Component data from apps and pages
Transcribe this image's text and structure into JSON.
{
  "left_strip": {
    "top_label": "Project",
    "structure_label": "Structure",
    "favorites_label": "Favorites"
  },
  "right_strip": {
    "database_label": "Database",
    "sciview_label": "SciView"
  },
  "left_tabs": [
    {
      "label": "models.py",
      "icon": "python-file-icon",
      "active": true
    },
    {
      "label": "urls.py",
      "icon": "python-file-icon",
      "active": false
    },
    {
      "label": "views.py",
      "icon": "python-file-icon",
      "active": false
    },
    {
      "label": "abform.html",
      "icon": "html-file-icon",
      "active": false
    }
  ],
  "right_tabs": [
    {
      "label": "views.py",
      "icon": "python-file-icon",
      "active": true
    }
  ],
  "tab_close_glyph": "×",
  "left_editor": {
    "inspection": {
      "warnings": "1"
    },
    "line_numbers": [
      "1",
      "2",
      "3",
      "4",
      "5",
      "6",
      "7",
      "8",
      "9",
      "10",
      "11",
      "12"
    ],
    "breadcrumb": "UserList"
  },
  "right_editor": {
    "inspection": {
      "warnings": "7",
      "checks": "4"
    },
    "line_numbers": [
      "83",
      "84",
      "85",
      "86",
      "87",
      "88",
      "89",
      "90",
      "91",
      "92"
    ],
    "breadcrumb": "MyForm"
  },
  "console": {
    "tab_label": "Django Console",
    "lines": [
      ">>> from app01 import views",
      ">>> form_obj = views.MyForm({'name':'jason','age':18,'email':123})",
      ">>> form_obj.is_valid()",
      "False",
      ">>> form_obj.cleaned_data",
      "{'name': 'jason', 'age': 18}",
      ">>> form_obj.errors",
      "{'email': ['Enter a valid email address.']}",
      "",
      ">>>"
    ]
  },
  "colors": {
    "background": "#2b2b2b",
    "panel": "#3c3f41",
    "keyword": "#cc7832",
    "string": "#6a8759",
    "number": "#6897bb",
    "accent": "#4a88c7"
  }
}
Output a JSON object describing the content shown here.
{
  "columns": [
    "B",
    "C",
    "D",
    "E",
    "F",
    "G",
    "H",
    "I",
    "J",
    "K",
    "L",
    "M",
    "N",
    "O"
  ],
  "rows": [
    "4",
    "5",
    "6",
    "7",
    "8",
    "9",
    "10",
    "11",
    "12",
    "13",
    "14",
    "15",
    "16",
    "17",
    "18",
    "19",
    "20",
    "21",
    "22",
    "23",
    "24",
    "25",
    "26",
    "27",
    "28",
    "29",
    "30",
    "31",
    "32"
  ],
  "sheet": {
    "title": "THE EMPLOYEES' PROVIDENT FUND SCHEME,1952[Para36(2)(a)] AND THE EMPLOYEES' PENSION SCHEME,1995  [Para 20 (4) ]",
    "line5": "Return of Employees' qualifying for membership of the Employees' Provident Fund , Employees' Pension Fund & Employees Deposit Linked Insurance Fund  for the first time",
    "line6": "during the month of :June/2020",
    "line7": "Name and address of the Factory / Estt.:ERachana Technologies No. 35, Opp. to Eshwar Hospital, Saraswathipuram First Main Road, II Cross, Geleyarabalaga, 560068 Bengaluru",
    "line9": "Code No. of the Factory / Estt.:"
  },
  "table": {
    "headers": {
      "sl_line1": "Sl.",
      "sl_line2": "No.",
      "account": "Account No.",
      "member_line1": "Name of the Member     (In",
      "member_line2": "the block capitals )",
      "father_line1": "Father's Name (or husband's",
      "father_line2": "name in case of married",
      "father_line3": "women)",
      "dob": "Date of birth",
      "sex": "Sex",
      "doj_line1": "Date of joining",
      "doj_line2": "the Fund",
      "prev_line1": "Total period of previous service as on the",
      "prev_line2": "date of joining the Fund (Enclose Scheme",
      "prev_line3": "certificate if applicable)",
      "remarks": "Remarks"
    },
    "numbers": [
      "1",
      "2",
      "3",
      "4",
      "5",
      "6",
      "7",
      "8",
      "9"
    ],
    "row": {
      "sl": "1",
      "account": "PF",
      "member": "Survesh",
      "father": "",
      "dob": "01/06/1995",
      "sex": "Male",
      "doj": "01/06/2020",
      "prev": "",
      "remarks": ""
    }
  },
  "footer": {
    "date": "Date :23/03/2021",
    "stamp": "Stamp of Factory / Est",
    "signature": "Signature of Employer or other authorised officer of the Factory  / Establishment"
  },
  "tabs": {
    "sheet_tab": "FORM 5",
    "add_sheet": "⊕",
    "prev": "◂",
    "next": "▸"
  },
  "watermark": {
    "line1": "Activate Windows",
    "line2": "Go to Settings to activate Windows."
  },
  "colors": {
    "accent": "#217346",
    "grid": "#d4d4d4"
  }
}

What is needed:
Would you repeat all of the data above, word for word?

Finished task:
Transcribe this image's text and structure into JSON.
{
  "left_strip": {
    "top_label": "Project",
    "structure_label": "Structure",
    "favorites_label": "Favorites"
  },
  "right_strip": {
    "database_label": "Database",
    "sciview_label": "SciView"
  },
  "left_tabs": [
    {
      "label": "models.py",
      "icon": "python-file-icon",
      "active": true
    },
    {
      "label": "urls.py",
      "icon": "python-file-icon",
      "active": false
    },
    {
      "label": "views.py",
      "icon": "python-file-icon",
      "active": false
    },
    {
      "label": "abform.html",
      "icon": "html-file-icon",
      "active": false
    }
  ],
  "right_tabs": [
    {
      "label": "views.py",
      "icon": "python-file-icon",
      "active": true
    }
  ],
  "tab_close_glyph": "×",
  "left_editor": {
    "inspection": {
      "warnings": "1"
    },
    "line_numbers": [
      "1",
      "2",
      "3",
      "4",
      "5",
      "6",
      "7",
      "8",
      "9",
      "10",
      "11",
      "12"
    ],
    "breadcrumb": "UserList"
  },
  "right_editor": {
    "inspection": {
      "warnings": "7",
      "checks": "4"
    },
    "line_numbers": [
      "83",
      "84",
      "85",
      "86",
      "87",
      "88",
      "89",
      "90",
      "91",
      "92"
    ],
    "breadcrumb": "MyForm"
  },
  "console": {
    "tab_label": "Django Console",
    "lines": [
      ">>> from app01 import views",
      ">>> form_obj = views.MyForm({'name':'jason','age':18,'email':123})",
      ">>> form_obj.is_valid()",
      "False",
      ">>> form_obj.cleaned_data",
      "{'name': 'jason', 'age': 18}",
      ">>> form_obj.errors",
      "{'email': ['Enter a valid email address.']}",
      "",
      ">>>"
    ]
  },
  "colors": {
    "background": "#2b2b2b",
    "panel": "#3c3f41",
    "keyword": "#cc7832",
    "string": "#6a8759",
    "number": "#6897bb",
    "accent": "#4a88c7"
  }
}
Output a JSON object describing the content shown here.
{
  "columns": [
    "B",
    "C",
    "D",
    "E",
    "F",
    "G",
    "H",
    "I",
    "J",
    "K",
    "L",
    "M",
    "N",
    "O"
  ],
  "rows": [
    "4",
    "5",
    "6",
    "7",
    "8",
    "9",
    "10",
    "11",
    "12",
    "13",
    "14",
    "15",
    "16",
    "17",
    "18",
    "19",
    "20",
    "21",
    "22",
    "23",
    "24",
    "25",
    "26",
    "27",
    "28",
    "29",
    "30",
    "31",
    "32"
  ],
  "sheet": {
    "title": "THE EMPLOYEES' PROVIDENT FUND SCHEME,1952[Para36(2)(a)] AND THE EMPLOYEES' PENSION SCHEME,1995  [Para 20 (4) ]",
    "line5": "Return of Employees' qualifying for membership of the Employees' Provident Fund , Employees' Pension Fund & Employees Deposit Linked Insurance Fund  for the first time",
    "line6": "during the month of :June/2020",
    "line7": "Name and address of the Factory / Estt.:ERachana Technologies No. 35, Opp. to Eshwar Hospital, Saraswathipuram First Main Road, II Cross, Geleyarabalaga, 560068 Bengaluru",
    "line9": "Code No. of the Factory / Estt.:"
  },
  "table": {
    "headers": {
      "sl_line1": "Sl.",
      "sl_line2": "No.",
      "account": "Account No.",
      "member_line1": "Name of the Member     (In",
      "member_line2": "the block capitals )",
      "father_line1": "Father's Name (or husband's",
      "father_line2": "name in case of married",
      "father_line3": "women)",
      "dob": "Date of birth",
      "sex": "Sex",
      "doj_line1": "Date of joining",
      "doj_line2": "the Fund",
      "prev_line1": "Total period of previous service as on the",
      "prev_line2": "date of joining the Fund (Enclose Scheme",
      "prev_line3": "certificate if applicable)",
      "remarks": "Remarks"
    },
    "numbers": [
      "1",
      "2",
      "3",
      "4",
      "5",
      "6",
      "7",
      "8",
      "9"
    ],
    "row": {
      "sl": "1",
      "account": "PF",
      "member": "Survesh",
      "father": "",
      "dob": "01/06/1995",
      "sex": "Male",
      "doj": "01/06/2020",
      "prev": "",
      "remarks": ""
    }
  },
  "footer": {
    "date": "Date :23/03/2021",
    "stamp": "Stamp of Factory / Est",
    "signature": "Signature of Employer or other authorised officer of the Factory  / Establishment"
  },
  "tabs": {
    "sheet_tab": "FORM 5",
    "add_sheet": "⊕",
    "prev": "◂",
    "next": "▸"
  },
  "watermark": {
    "line1": "Activate Windows",
    "line2": "Go to Settings to activate Windows."
  },
  "colors": {
    "accent": "#217346",
    "grid": "#d4d4d4"
  }
}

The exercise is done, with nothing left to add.